Shuttle HOT-685 i440BX Baby AT Socket-370by Mike Andrawes on June 9, 1999 8:31 PM EST
- Posted in
Everybody always wants the fastest, latest and greatest computer. But, with the huge rate of change and rapid price drops going on in the computer industry right now, it's virtually impossible to stay on top without constantly upgrading - a luxury that is not available to most of us. Usually, the only reasonable option is to buy what you can now and upgrade or buy a new system later.
Unfortunately, upgrade road blocks always seem to pop up and, for many older systems, the problem is often finding a motherboard to fit an existing case. Sometimes, the goal is simply to save the cost of a new case, and other times its a matter of already having a really nice AT case that is worth making an effort to keep. The whole market has moved on to support the ATX standard and all those old AT computers are virtually abandoned for upgrades. That's because the majority of sales come from OEM's where ATX is king.

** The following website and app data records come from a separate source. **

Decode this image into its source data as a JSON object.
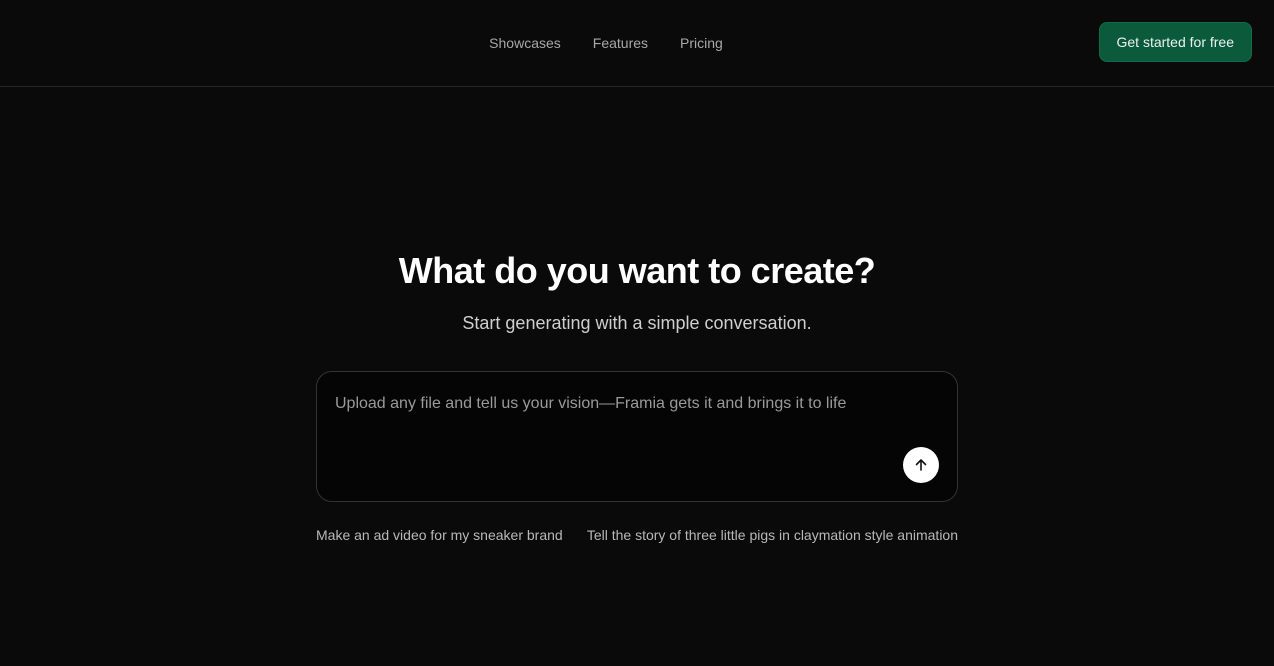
{
  "nav": {
    "links": [
      {
        "label": "Showcases"
      },
      {
        "label": "Features"
      },
      {
        "label": "Pricing"
      }
    ],
    "cta_label": "Get started for free"
  },
  "hero": {
    "title": "What do you want to create?",
    "subtitle": "Start generating with a simple conversation."
  },
  "prompt": {
    "placeholder": "Upload any file and tell us your vision—Framia gets it and brings it to life",
    "value": "",
    "send_icon": "arrow-up-icon"
  },
  "suggestions": [
    {
      "label": "Make an ad video for my sneaker brand"
    },
    {
      "label": "Tell the story of three little pigs in claymation style animation"
    }
  ],
  "colors": {
    "background": "#0a0a0a",
    "cta_bg": "#0b5a3c",
    "border": "#333333"
  }
}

Fortunately, we've still got companies like Shuttle around who produce motherboards using all chipsets, form factors, shapes and sizes - including the virtually forgotten baby AT that was the standard just a few years ago. Shuttle's HOT-685 is an i440BX Socket-370 solution on a baby AT form factor board that tries to provide for the upgraders.
New Anand Tech Report Card Rating 82/B-
Do not compare newer ratings to older ones, the newer ratings are much more aggressive
66 / 75 / 83
|3x - 8x
|3 168pin DIMM Slots
1 AGP Slot
At first glance, the Shuttle HOT-685 can easily be confused for a microATX board, but the AT power and keyboard connectors clue you in right away that what you're holding is like a blast from the past. However, the only thing old about this board is the form factor, since it features the Intel's latest and greatest i440BX AGPset along with their latest CPU interface, the Socket-370. As a baby AT board, the HOT-685 has great potential as an upgrade solution for many older systems without having to buy a new case.
Fortunately, Shuttle has taken a careful look at the problems with the baby AT form factor such as blocked expansion slots and cable connectors in awkward positions causing cable clutter. Instead, they laid the board out much like a microATX board, but without integrated I/O ports. The CPU is thus placed out of the way of long expansion cards and FDD/HDD connectors are located at the front of the board to minimize cable clutter. Since there isn't quite as much room to the side of the expansion slots on a baby AT board, the DIMM slots had to be turned sideways. Unlike some other AT i440BX boards, this one is tiny and should fit in any AT case just fine. Both AT and ATX power connectors are included as well, in case you want to take advantage of ATX's enhanced power management options.
The 4/1/1 (PCI/ISA/AGP) slot configuration is a compromise that was made in order to create room for the CPU and memory to the side of those expansion slots. It's better than a microATX board, and almost as good as a full ATX board if you're not concerned about ISA slots. Expansion is eased a bit by the inclusion of onboard Forte Media PCI sound. Not the latest and greatest 3D sound solution, but sufficient for most users who just need basic sound functionality. It can be disabled by a simple jumper if so desired. I/O ports are done the traditional AT way - through the use of small ribbon cables that run from the motherboard to the back of the case.
To minimize capacitance issues, the three DIMM slots are flush against the i443BX chip, which features the almost traditional green heatsink mounted by spring clips. Eighteen 1000uF capacitors are placed around the voltage regulator, CPU socket, and DIMM slots to improve stability. A few more are scattered around the board. Three fan connectors are available - located at the front left corner of the board, behind the FDD connector, and behind the DIMM slots. The one behind the DIMM's is tricky to reach, especially in a crowded case.
Overclockers will find the common FSB speeds 66/75/83/100/103/112/133 available via the jumpered setup. A separate jumper for over riding the state of B21 is also available near the DIMM slots and is documented in the manual. Stability at both overclocked and non-overclocked speeds was above average as we've come to expect from Shuttle.
Generally most Socket-370 Celerons won't be able to make the jump to bus speeds 100MHz and above, so they become somewhat useless for most users at this point in time. However, Celerons that officially support 100MHz FSB speeds are coming down the pipes soon from Intel, so the HOT-685 will leave you prepared for a simple CPU swap upgrade.
The BIOS is the standard Award 4.51PG setup. It suggests minimal performance enhancements, such as select CAS 2 Latency, at boot up. Each PCI slot can be assigned a specific IRQ for working out IRQ nightmares in a loaded system. The USB IRQ can be disabled to help things a little further. Unfortunately, the onboard audio IRQ cannot be changed and is shared with the video card.